After months without light, Bronherrn babbled to himself more often. “If I have to hear the sound of your voice much longer, I may lose my mind.” He cackled to himself. He lowered his voice and imitated his father. “Yes boy. It’s a good thing I cannot see this mockery.” He could converse with himself, pretending to talk to his father. “Or can you?” Bronherrn sighed. “You are still Bronherrn, son of Brackliem,” he replied to himself.
“And he thinks I will yield to pain?” He laughed aloud, hoping Pronlado heard him. “I am a Ultainian warrior, we live for pain.”
The groan of his cell door opening did not deter him from continuing his conversation. “Oh, Aethelwyn if you could see me now.”
Bronherrn stopped at the feminine tones, all soft with interest.
“What a strange name. I’ve heard of your witch girl.” Prillani lingered in the doorway.

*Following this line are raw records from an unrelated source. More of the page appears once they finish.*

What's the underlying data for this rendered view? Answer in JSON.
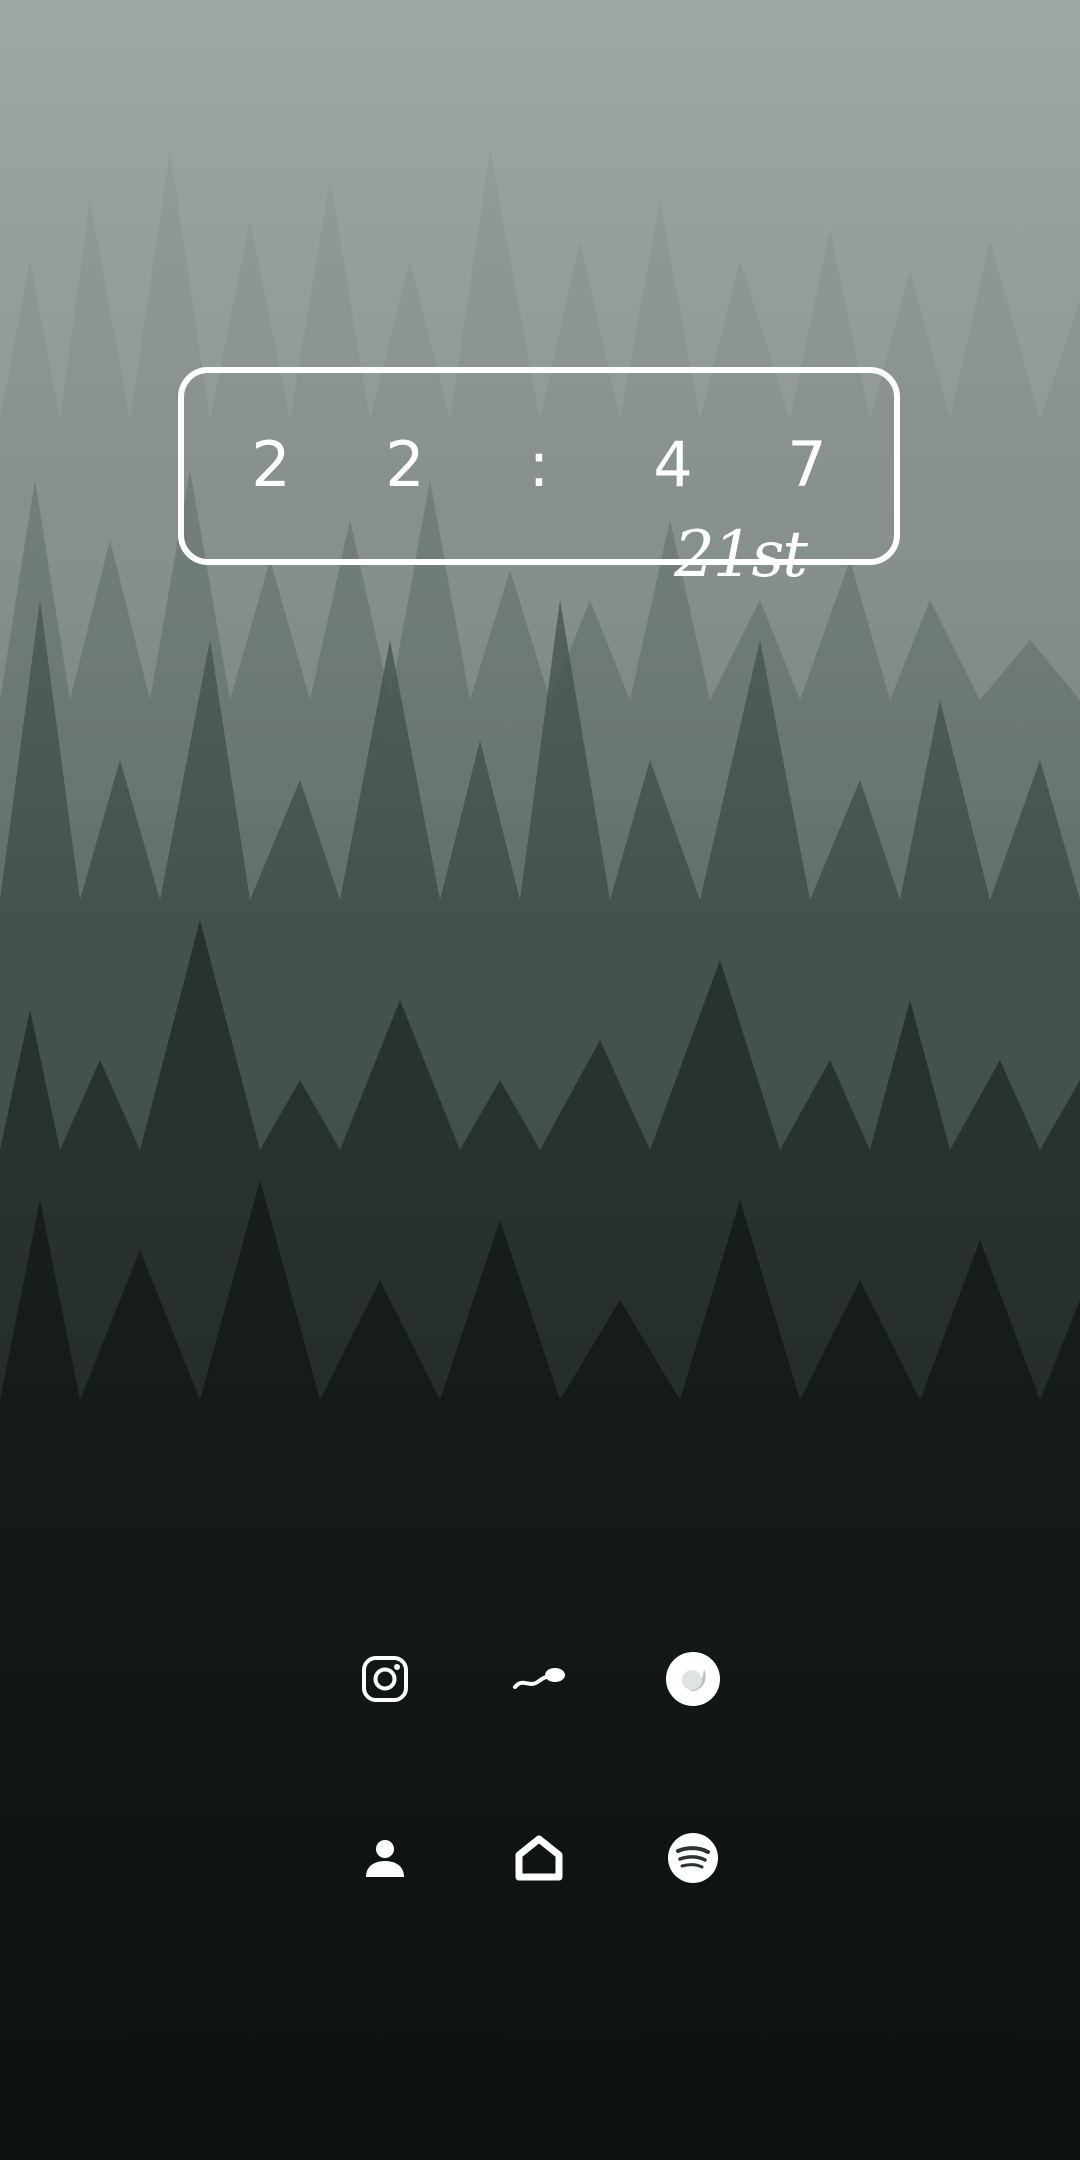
{
  "clock": {
    "hour_tens": "2",
    "hour_ones": "2",
    "separator": ":",
    "minute_tens": "4",
    "minute_ones": "7",
    "date": "21st"
  },
  "dock": {
    "row1": [
      {
        "icon": "instagram-icon"
      },
      {
        "icon": "sperm-swim-icon"
      },
      {
        "icon": "circle-app-icon"
      }
    ],
    "row2": [
      {
        "icon": "contacts-person-icon"
      },
      {
        "icon": "home-icon"
      },
      {
        "icon": "spotify-icon"
      }
    ]
  },
  "colors": {
    "icon": "#ffffff",
    "sky": "#9ea7a5",
    "forest_dark": "#141b19"
  }
}
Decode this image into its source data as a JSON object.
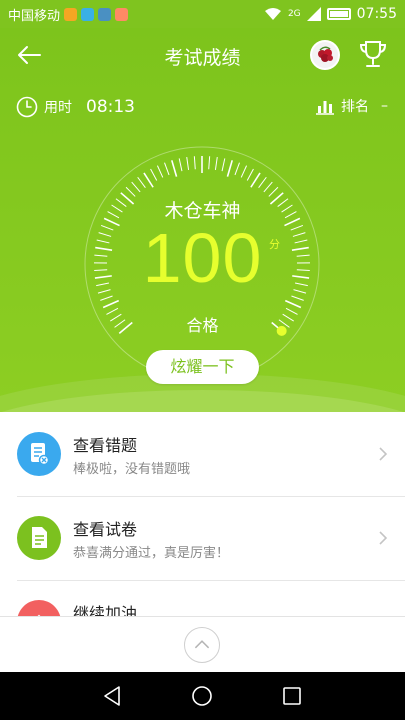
{
  "status_bar": {
    "carrier": "中国移动",
    "network": "2G",
    "time": "07:55"
  },
  "header": {
    "title": "考试成绩"
  },
  "stats": {
    "time_label": "用时",
    "time_value": "08:13",
    "rank_label": "排名",
    "rank_value": "–"
  },
  "result": {
    "user_name": "木仓车神",
    "score": "100",
    "score_unit": "分",
    "status": "合格",
    "share_button": "炫耀一下",
    "score_fraction": 1.0
  },
  "actions": [
    {
      "title": "查看错题",
      "subtitle": "棒极啦，没有错题哦",
      "icon": "wrong-questions-icon",
      "color": "#3aa9ee"
    },
    {
      "title": "查看试卷",
      "subtitle": "恭喜满分通过，真是厉害！",
      "icon": "exam-paper-icon",
      "color": "#7cc11f"
    },
    {
      "title": "继续加油",
      "subtitle": "",
      "icon": "cheer-icon",
      "color": "#f26060"
    }
  ],
  "colors": {
    "brand_green": "#7cc11f",
    "score_yellow": "#e6ff2e"
  }
}
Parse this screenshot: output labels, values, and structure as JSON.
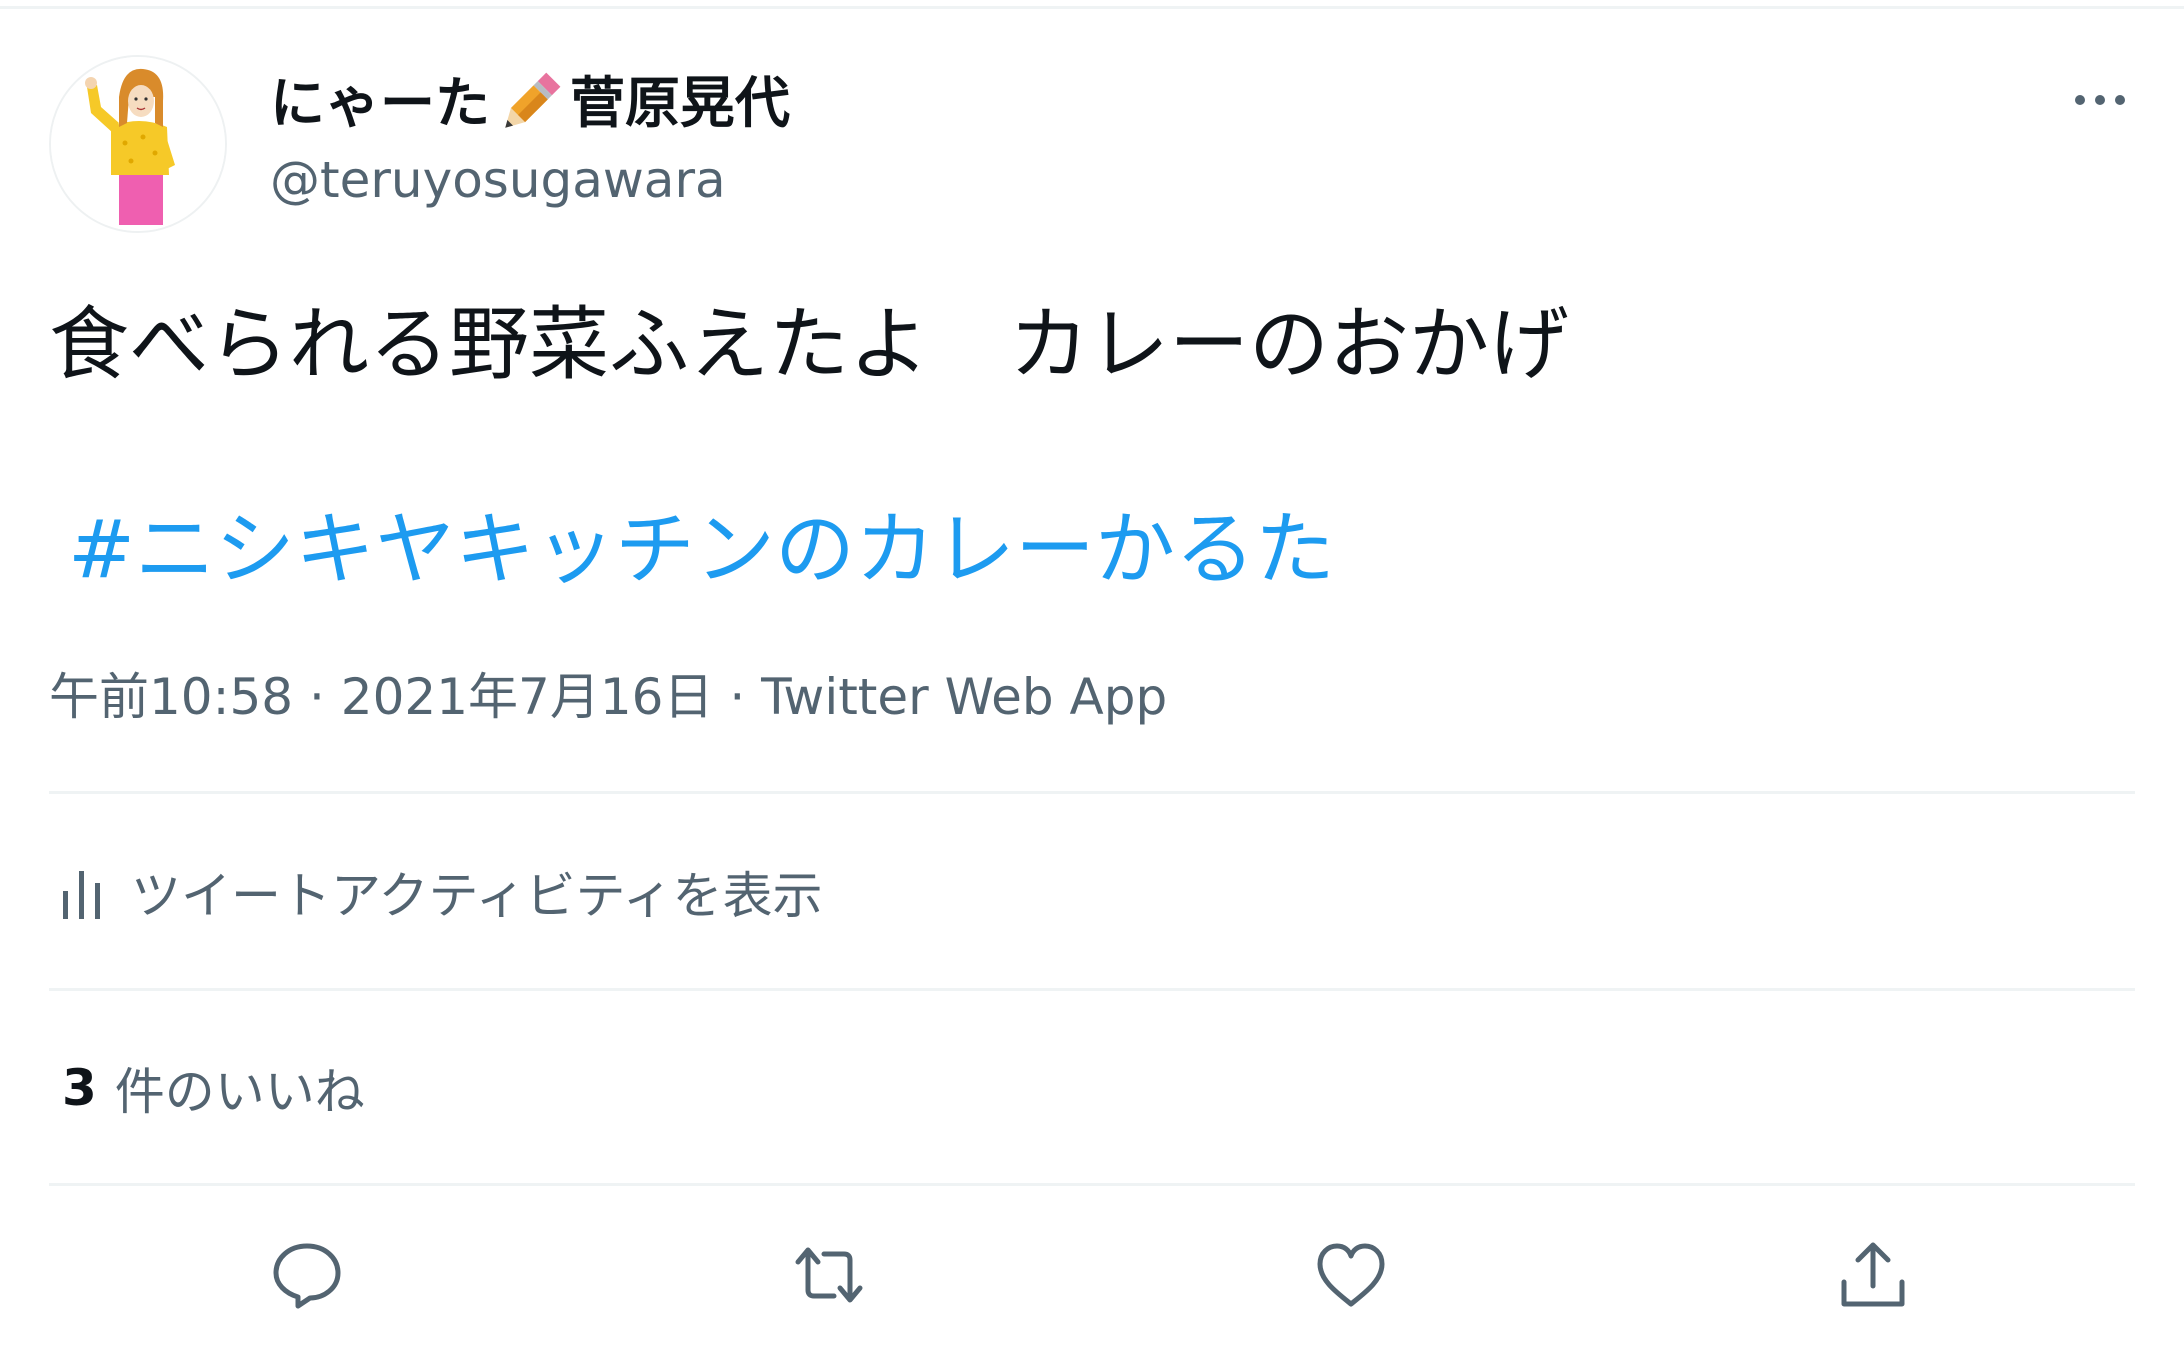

He looked to the floor and held silent.
“I imagine she is in those mountains right now, awaiting your return,” she taunted him.
“Not likely.” He dared to challenge her gaze.
She scowled, but behind the wrinkles in her brow, he noticed something enticing. She blinked with intrigue. She walked forward and cast the firelight of her torch upon his face.
He cocked his head. “Who are you?”
She ordered the guards away. Not one movement did she make until everyone had left. Once alone, she grabbed his chin with a tight grip. “You still do not recognize me, do you?”
He scrutinized the features of the woman before him, the strong jaw line, the curved cheekbones, and her dark navy eyes. It was not until he looked to her long chestnut hair and noticed it sat out of place that he began to think back. He stared at her locks and set his mouth in a thin straight line.
She pulled back the false hair to reveal her close-cropped locks. “Yes.” She stepped back and stood tall before him. Her dress curved around her body with flowing cloth. “My father would have killed you by now if it were not for me. He is an impatient man, you know.”
“You are his right-hand man… his daughter?” Bronherrn had grown up with women fighting around him, but he knew the Zuthans were different.
She looked to the door and pulled a dagger from her dress. She lunged upon him and held it to his neck, pressing the sharp point against his flesh. “I could kill you right now. But I think you will help us, given enough time.”
“In my land, you would not have to dress as a man to fight. Your father would be proud to battle with his daughter.”
Prillani’s eye flickered with anger. “My father is proud of me.”
She called the guards and grabbed a leg of meat off a tray one guard held out. Bronherrn eyed the morsel as she dangled it in front of him. He shot her a pleading look, unable to keep his hunger from making him a beggar.
She threw the food at him and left.